|International Classification||G07F7/10, G07F7/08, G06K19/073|
|Cooperative Classification||G07F7/082, G07F7/0866, G06Q20/3674, G07F7/1083, G06Q20/367, G06Q20/341, G06Q20/4097, G07F7/1008|
|European Classification||G06Q20/3674, G06Q20/4097, G07F7/08A2B, G07F7/10P10, G06Q20/367, G06Q20/341, G07F7/08C, G07F7/10D|
|Jul 15, 1994||AS||Assignment|
Owner name: GEMPLUS CARD INTERNATIONAL, FRANCE
Free format text: ASSIGNMENT OF ASSIGNORS INTEREST;ASSIGNOR:KOWALSKI, JACEK;REEL/FRAME:007134/0718
Effective date: 19940630
|Feb 8, 2000||FPAY||Fee payment|
Year of fee payment: 4
|Mar 17, 2004||REMI||Maintenance fee reminder mailed|
|Aug 27, 2004||LAPS||Lapse for failure to pay maintenance fees|

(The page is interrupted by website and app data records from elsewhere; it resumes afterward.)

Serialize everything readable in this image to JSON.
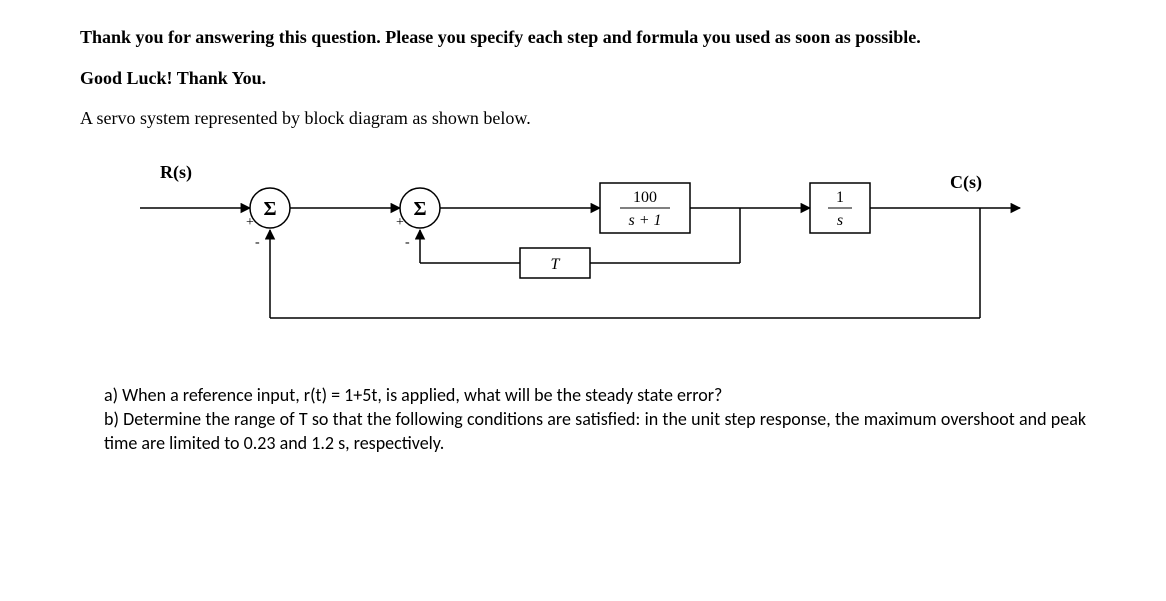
{
  "intro": {
    "line1": "Thank you for answering this question. Please you specify each step and formula you used as soon as possible.",
    "line2": "Good Luck! Thank You.",
    "line3": "A servo system represented by block diagram as shown below."
  },
  "diagram": {
    "input_label": "R(s)",
    "output_label": "C(s)",
    "sum1": "Σ",
    "sum1_sign_top": "+",
    "sum1_sign_bottom": "-",
    "sum2": "Σ",
    "sum2_sign_top": "+",
    "sum2_sign_bottom": "-",
    "block1_num": "100",
    "block1_den": "s + 1",
    "block2_num": "1",
    "block2_den": "s",
    "feedback_block": "T"
  },
  "questions": {
    "a": "a) When a reference input, r(t) = 1+5t, is applied, what will be the steady state error?",
    "b": "b) Determine the range of T so that the following conditions are satisfied: in the unit step response, the maximum overshoot and peak time are limited to 0.23 and 1.2 s, respectively."
  },
  "chart_data": {
    "type": "block-diagram",
    "nodes": [
      {
        "id": "R",
        "kind": "signal",
        "label": "R(s)"
      },
      {
        "id": "S1",
        "kind": "sum",
        "label": "Σ",
        "sign_pos": "+",
        "sign_neg": "-"
      },
      {
        "id": "S2",
        "kind": "sum",
        "label": "Σ",
        "sign_pos": "+",
        "sign_neg": "-"
      },
      {
        "id": "G1",
        "kind": "transfer",
        "numerator": "100",
        "denominator": "s + 1"
      },
      {
        "id": "G2",
        "kind": "transfer",
        "numerator": "1",
        "denominator": "s"
      },
      {
        "id": "C",
        "kind": "signal",
        "label": "C(s)"
      },
      {
        "id": "H",
        "kind": "gain",
        "label": "T"
      }
    ],
    "edges": [
      {
        "from": "R",
        "to": "S1",
        "sign": "+"
      },
      {
        "from": "S1",
        "to": "S2",
        "sign": "+"
      },
      {
        "from": "S2",
        "to": "G1"
      },
      {
        "from": "G1",
        "to": "G2"
      },
      {
        "from": "G2",
        "to": "C"
      },
      {
        "from": "G1",
        "to": "H",
        "tap": "after_G1"
      },
      {
        "from": "H",
        "to": "S2",
        "sign": "-",
        "feedback": true
      },
      {
        "from": "C",
        "to": "S1",
        "sign": "-",
        "feedback": true,
        "unity": true
      }
    ]
  }
}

|Oct 26, 2004||FP||Expired due to failure to pay maintenance fee|
Effective date: 20040827